H is for Hawk: The Hawk Conservancy Trust and COVID-19
Adam Johnson (Geography, 1978)
Near Andover in Hampshire there is a place of peace, rural beauty and dedicated wildlife conservation. Here the Hawk Conservancy Trust (the Trust) has been protecting and helping birds of prey for over 50 years, not just locally but across southern England and internationally.
We are a registered charity generating income from membership, events, admissions to the park, sales of merchandise and food, and donations. Virtually all of our discretionary expenditure is on Conservation, Education, Research and Rehabilitation of raptors, including operation of the National Bird of Prey Hospital™.
In common with most organisations that rely on the public for their income, Covid-19 has had a massive impact on operations and funding. There are no visitors, and whilst the park is shut to the public the birds remain, and need feeding, therapy, training and exercise.
Fieldwork is also suspended, although much of the season for monitoring populations and breeding results is not yet upon us, and there is hope that this work will be resumed in due course. Extending our work on Red Kite and Kestrel conservation and maintaining our network of approximately 1000 nest boxes for a range of species remain priorities for our UK operations.

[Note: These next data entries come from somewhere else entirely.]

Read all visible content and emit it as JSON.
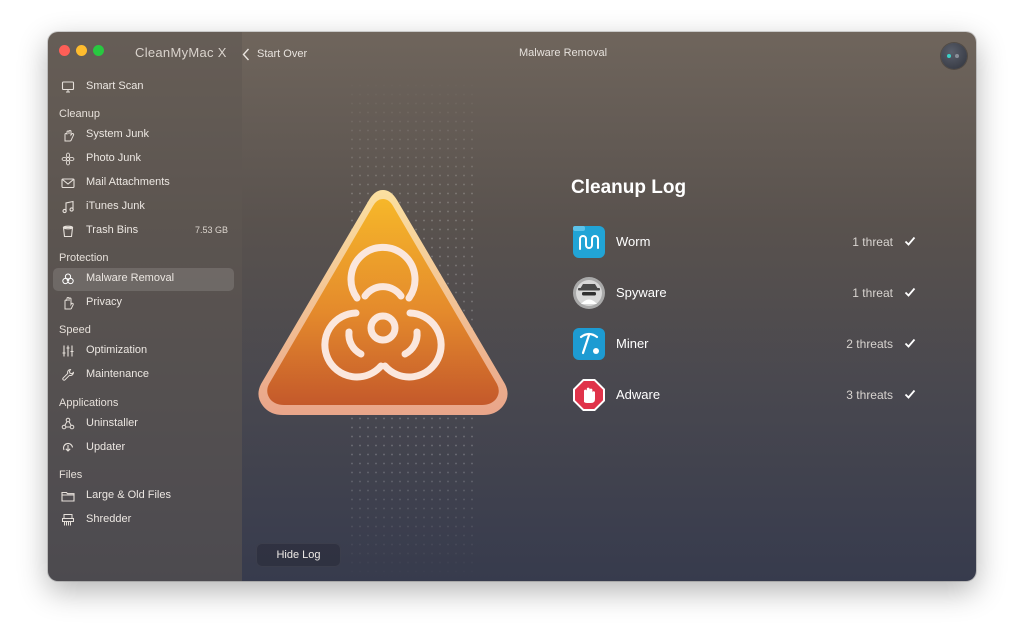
{
  "app": {
    "title": "CleanMyMac X"
  },
  "header": {
    "back_label": "Start Over",
    "title": "Malware Removal"
  },
  "sidebar": {
    "top": {
      "label": "Smart Scan",
      "icon": "monitor-icon"
    },
    "sections": [
      {
        "title": "Cleanup",
        "items": [
          {
            "label": "System Junk",
            "icon": "hand-icon",
            "size": ""
          },
          {
            "label": "Photo Junk",
            "icon": "flower-icon",
            "size": ""
          },
          {
            "label": "Mail Attachments",
            "icon": "mail-icon",
            "size": ""
          },
          {
            "label": "iTunes Junk",
            "icon": "music-icon",
            "size": ""
          },
          {
            "label": "Trash Bins",
            "icon": "trash-icon",
            "size": "7.53 GB"
          }
        ]
      },
      {
        "title": "Protection",
        "items": [
          {
            "label": "Malware Removal",
            "icon": "biohazard-icon",
            "active": true
          },
          {
            "label": "Privacy",
            "icon": "hand-stop-icon"
          }
        ]
      },
      {
        "title": "Speed",
        "items": [
          {
            "label": "Optimization",
            "icon": "sliders-icon"
          },
          {
            "label": "Maintenance",
            "icon": "wrench-icon"
          }
        ]
      },
      {
        "title": "Applications",
        "items": [
          {
            "label": "Uninstaller",
            "icon": "uninstaller-icon"
          },
          {
            "label": "Updater",
            "icon": "updater-icon"
          }
        ]
      },
      {
        "title": "Files",
        "items": [
          {
            "label": "Large & Old Files",
            "icon": "folder-icon"
          },
          {
            "label": "Shredder",
            "icon": "shredder-icon"
          }
        ]
      }
    ]
  },
  "main": {
    "log_title": "Cleanup Log",
    "threats": [
      {
        "name": "Worm",
        "count": "1 threat",
        "icon": "worm-icon"
      },
      {
        "name": "Spyware",
        "count": "1 threat",
        "icon": "spyware-icon"
      },
      {
        "name": "Miner",
        "count": "2 threats",
        "icon": "miner-icon"
      },
      {
        "name": "Adware",
        "count": "3 threats",
        "icon": "adware-icon"
      }
    ],
    "hide_log_label": "Hide Log"
  },
  "colors": {
    "hazard_top": "#f3b12b",
    "hazard_bottom": "#c8612a",
    "worm_icon_bg": "#21a4d6",
    "miner_icon_bg": "#1d9bd2",
    "adware_icon_bg": "#e0334a"
  }
}
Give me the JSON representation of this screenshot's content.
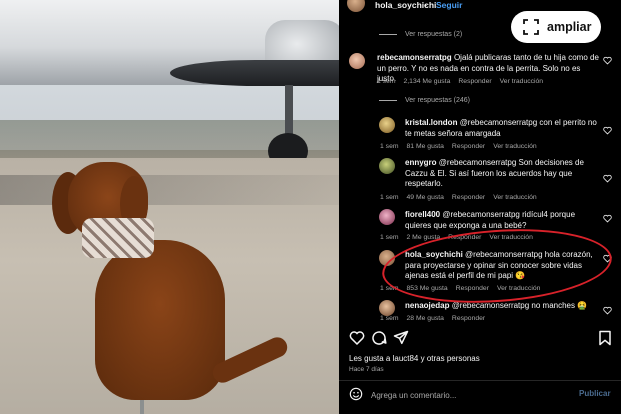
{
  "header": {
    "username": "hola_soychichi",
    "separator": "•",
    "follow_label": "Seguir"
  },
  "overlay": {
    "expand_label": "ampliar",
    "expand_icon": "expand-icon"
  },
  "thread": {
    "view_replies_top": "Ver respuestas (2)",
    "main_comment": {
      "username": "rebecamonserratpg",
      "text": "Ojalá publicaras tanto de tu hija como de un perro. Y no es nada en contra de la perrita. Solo no es justo.",
      "time": "1 sem",
      "likes": "2,134 Me gusta",
      "reply": "Responder",
      "translate": "Ver traducción"
    },
    "view_replies_main": "Ver respuestas (246)",
    "replies": [
      {
        "username": "kristal.london",
        "text": "@rebecamonserratpg con el perrito no te metas señora amargada",
        "time": "1 sem",
        "likes": "81 Me gusta",
        "reply": "Responder",
        "translate": "Ver traducción"
      },
      {
        "username": "ennygro",
        "text": "@rebecamonserratpg Son decisiones de Cazzu & El. Si así fueron los acuerdos hay que respetarlo.",
        "time": "1 sem",
        "likes": "49 Me gusta",
        "reply": "Responder",
        "translate": "Ver traducción"
      },
      {
        "username": "fiorell400",
        "text": "@rebecamonserratpg ridícul4 porque quieres que exponga a una bebé?",
        "time": "1 sem",
        "likes": "2 Me gusta",
        "reply": "Responder",
        "translate": "Ver traducción"
      },
      {
        "username": "hola_soychichi",
        "text": "@rebecamonserratpg hola corazón, para proyectarse y opinar sin conocer sobre vidas ajenas está el perfil de mi papi 😘",
        "time": "1 sem",
        "likes": "853 Me gusta",
        "reply": "Responder",
        "translate": "Ver traducción"
      },
      {
        "username": "nenaojedap",
        "text": "@rebecamonserratpg no manches 🤮",
        "time": "1 sem",
        "likes": "28 Me gusta",
        "reply": "Responder",
        "translate": ""
      }
    ]
  },
  "post": {
    "likes_text": "Les gusta a lauct84 y otras personas",
    "time_ago": "Hace 7 días"
  },
  "composer": {
    "placeholder": "Agrega un comentario...",
    "publish_label": "Publicar"
  },
  "colors": {
    "panel_bg": "#000000",
    "link_blue": "#4a9ff5",
    "highlight_red": "#d8222a",
    "muted_text": "#a8a8a8"
  }
}
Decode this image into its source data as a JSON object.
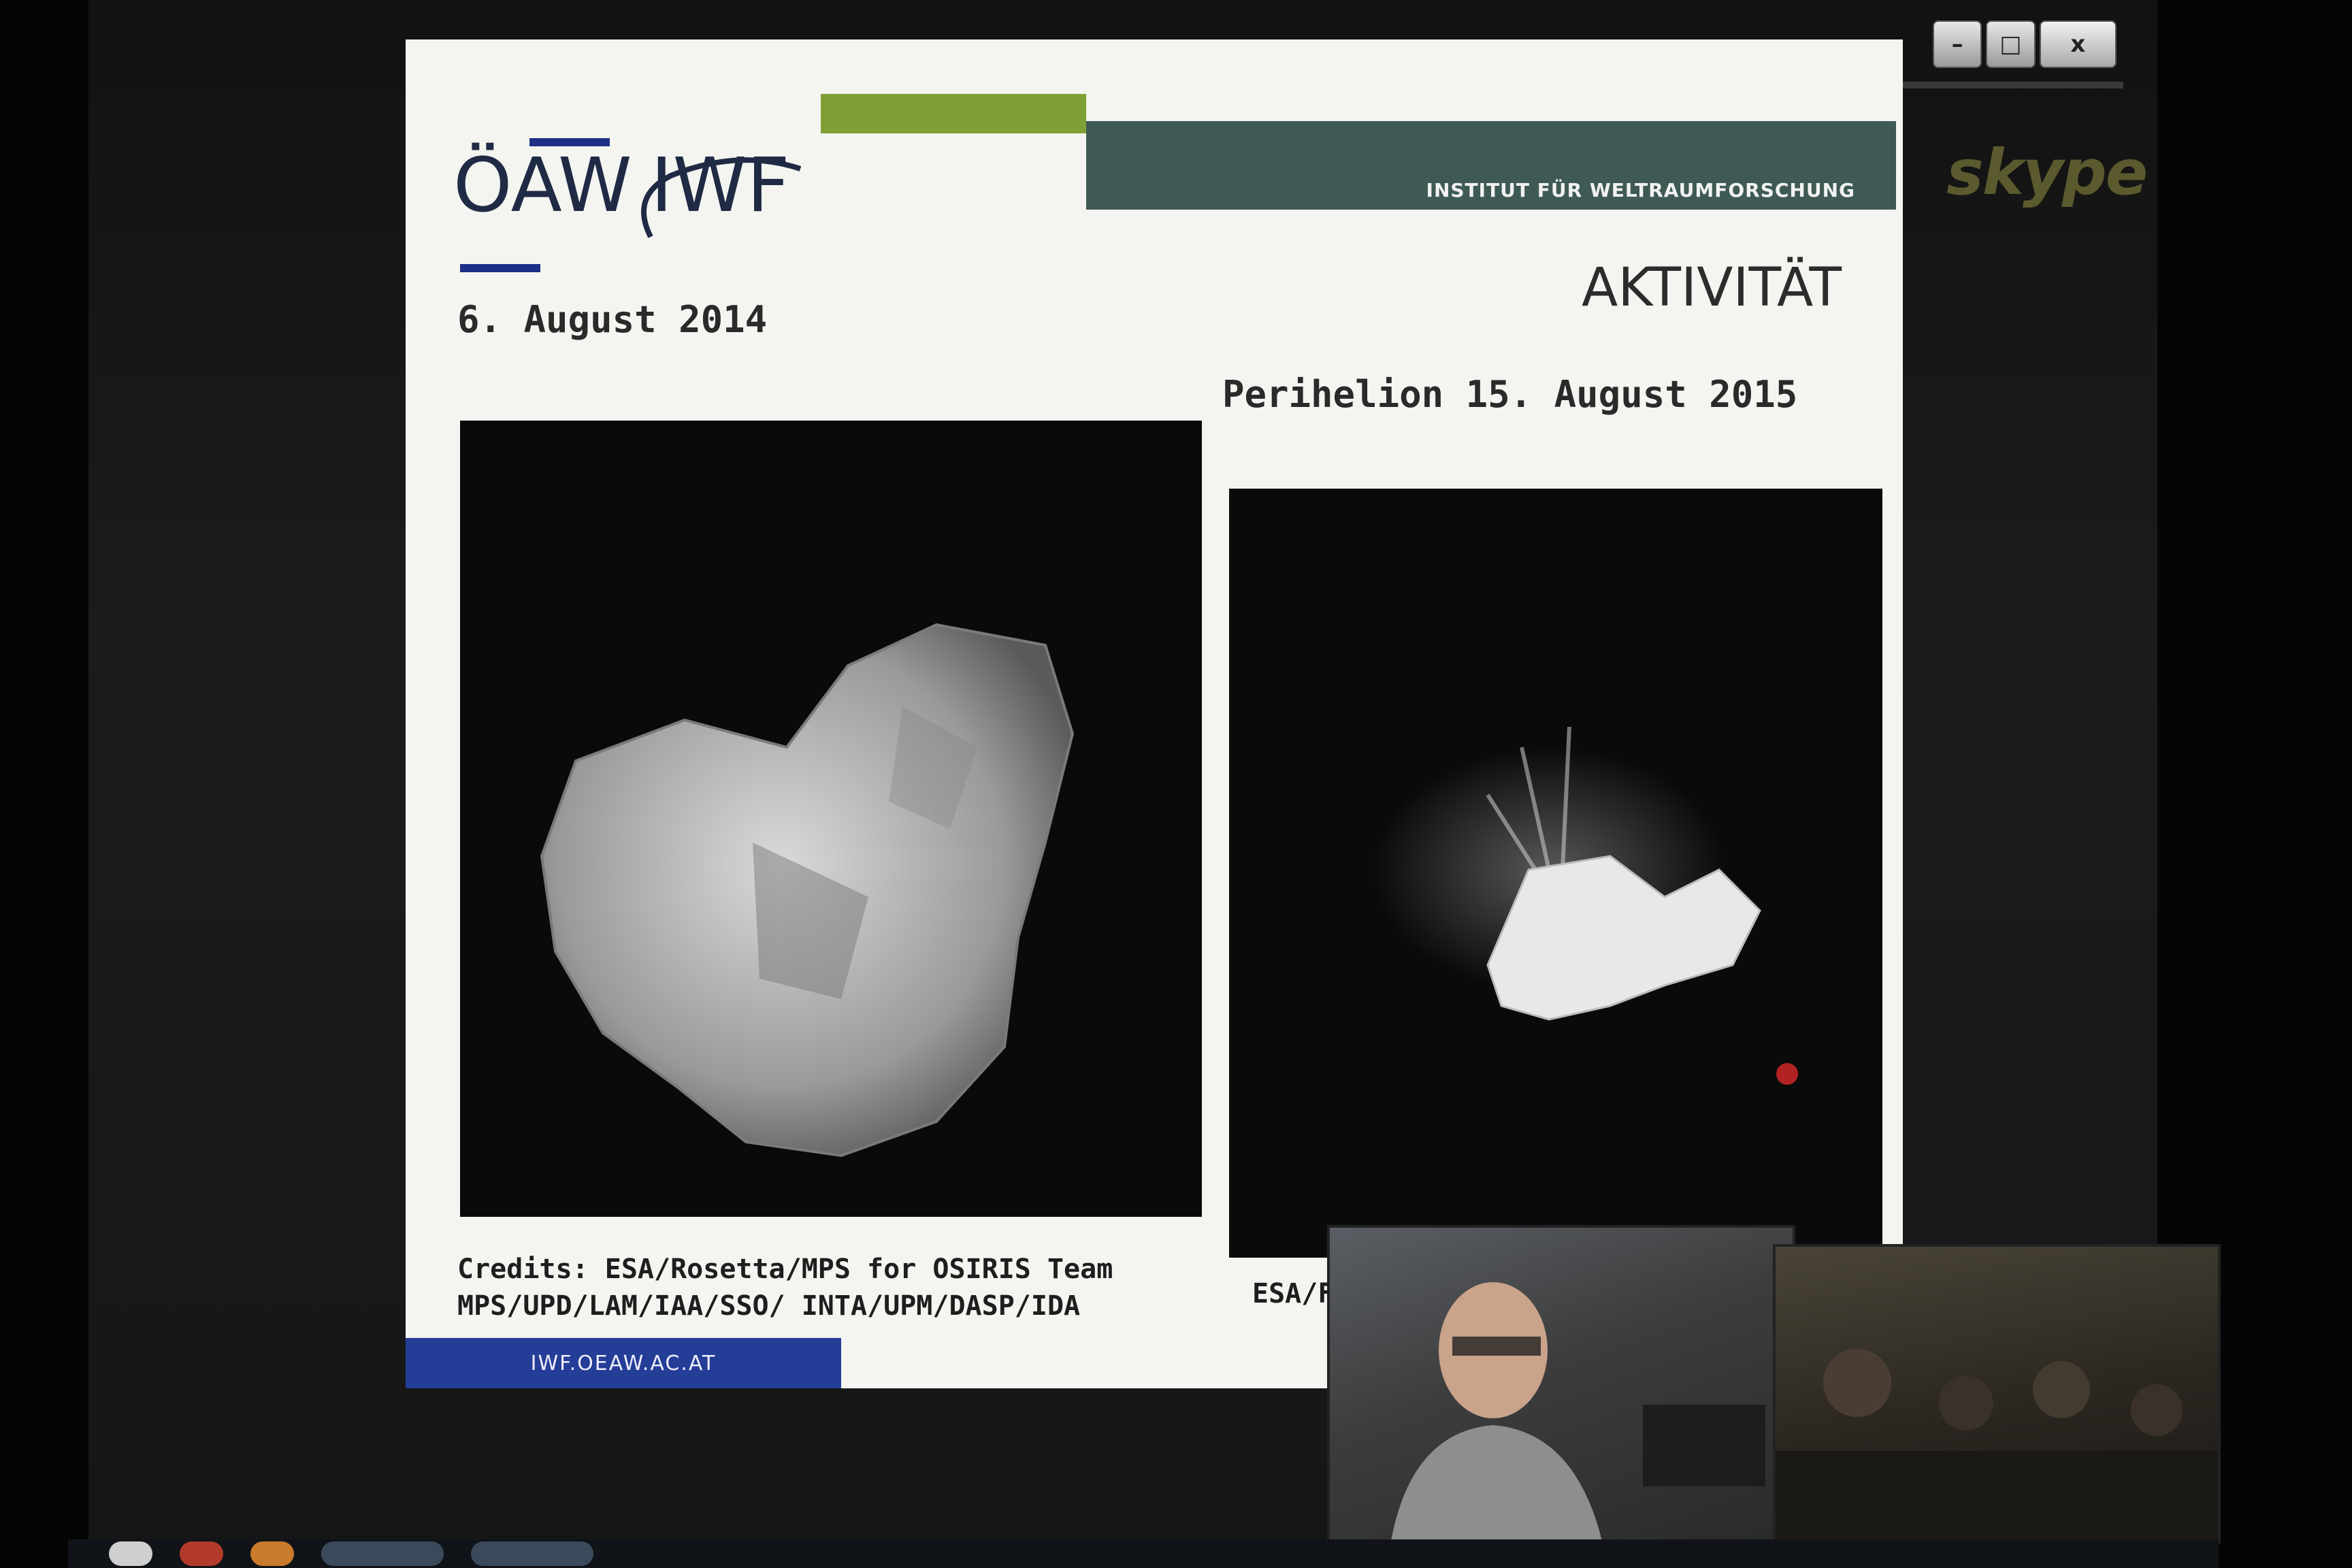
{
  "window": {
    "controls": {
      "minimize": "–",
      "restore": "□",
      "close": "x"
    },
    "app_logo_text": "skype"
  },
  "slide": {
    "logo": {
      "left": "ÖAW",
      "right": "IWF"
    },
    "institute_banner": "INSTITUT FÜR WELTRAUMFORSCHUNG",
    "title": "AKTIVITÄT",
    "left_caption": "6. August 2014",
    "right_caption": "Perihelion 15. August 2015",
    "credits": [
      "Credits: ESA/Rosetta/MPS for OSIRIS Team",
      "MPS/UPD/LAM/IAA/SSO/ INTA/UPM/DASP/IDA"
    ],
    "right_credit_partial": "ESA/F",
    "footer_url": "IWF.OEAW.AC.AT"
  },
  "colors": {
    "green_bar": "#7fa035",
    "dark_banner": "#3f5a55",
    "footer_blue": "#243d97",
    "logo_navy": "#1f2a44"
  }
}
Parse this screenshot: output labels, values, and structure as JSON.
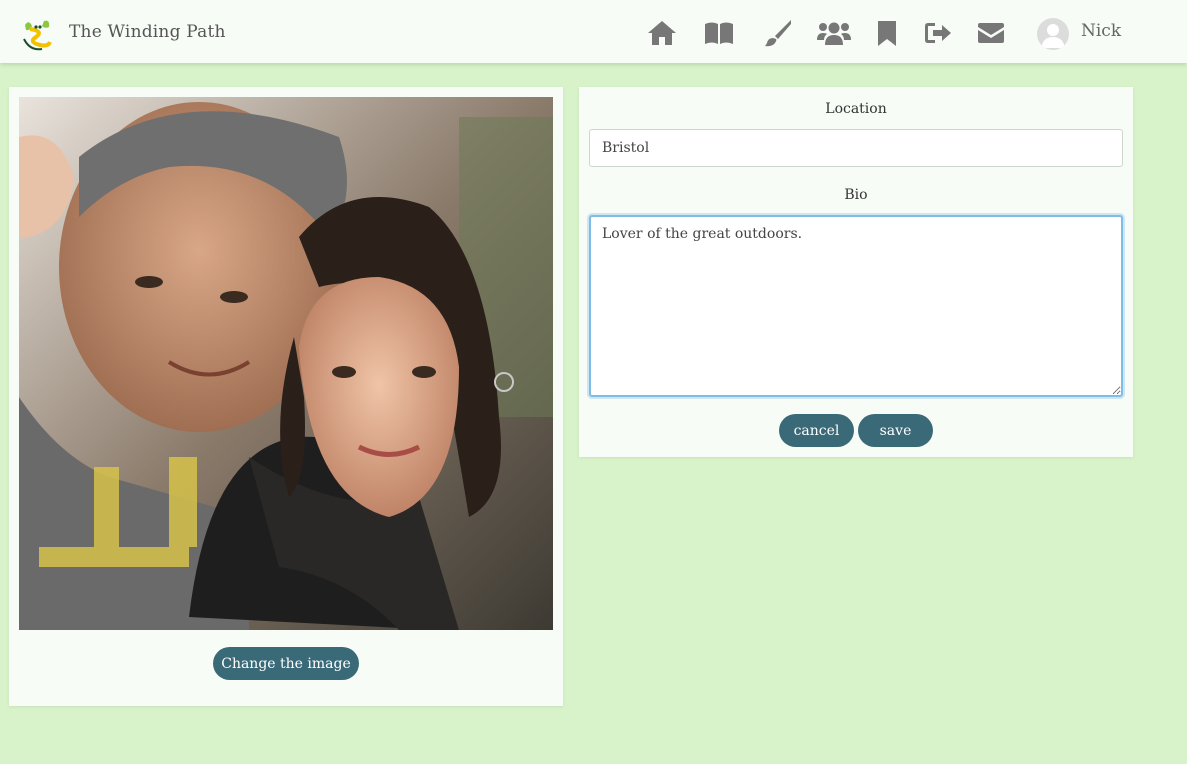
{
  "header": {
    "brand_title": "The Winding Path",
    "user_name": "Nick",
    "nav_icons": [
      "home-icon",
      "book-icon",
      "brush-icon",
      "users-icon",
      "bookmark-icon",
      "sign-out-icon",
      "envelope-icon"
    ]
  },
  "image_panel": {
    "change_image_label": "Change the image"
  },
  "profile_form": {
    "location_label": "Location",
    "location_value": "Bristol",
    "bio_label": "Bio",
    "bio_value": "Lover of the great outdoors. ",
    "cancel_label": "cancel",
    "save_label": "save"
  },
  "colors": {
    "page_background": "#d8f3c9",
    "card_background": "#f7fcf7",
    "button": "#3a6a78",
    "focus_ring": "#7fbde8",
    "nav_icon": "#777777"
  }
}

Some of the staff are furloughed but for those that remain the workload is significant, caring for the birds, keeping the hospital open for admissions, working with partners and continuing desk-based research.
It is in the international programmes that the greatest impact of Covid-19 is likely to be felt. For many years the Trust has been a global leader in the fight to prevent vulture extinctions, of the Oriental White-Backed Vulture in south Asia, and multiple species in southern Africa.
We care passionately about this not just because of biodiversity and conservation, but also because vultures are some of nature’s cleaners, and without them the environment deteriorates, for humans and other animals.
The causes of population decline are different. Diclofenac, an anti-inflammatory used to treat cattle, has had a devastating effect in Asia, where less than 1% of vultures now remain from a population of tens of millions just a few decades ago. The Trust is a global partner in the multinational conservation effort to increase numbers and safeguard the gene pool. We are also working with other conservation partners in the region to create and maintain Vulture Safe Zones, to protect the birds from human interference.
In Africa, ivory poachers poison carcasses to prevent the authorities from being alerted to kills by flocks of vultures. Many hundreds of birds can die on a single poisoned elephant.
Here the response is to help park rangers by training them in poison response techniques and also to provide them with poison response kits. With luck, it is sometimes possible to save poisoned birds.
Covid-19 has closed most of the national parks in southern Africa, but poachers are still active, and the knock-on effect on wildlife of the shutdown could be severe, even before the impact on the tourist industry is included.
The economic complexity of our world and its interrelationships has been brought into stark relief by the global shutdown. It was relatively easy to predict the initial impacts, that some businesses and sectors would suffer significant losses, and jobs would go too. The effect on charities, and in this case conservation was not at the forefront of governments’ plans, but now we can see that the measures taken are significantly impairing the capabilities of organisations that rely on funding from the public to do their valuable work.
The Hawk Conservancy Trust will keep going and keep working on conservation, and we eagerly anticipate the relaxation of restrictions to welcome visitors back to our park.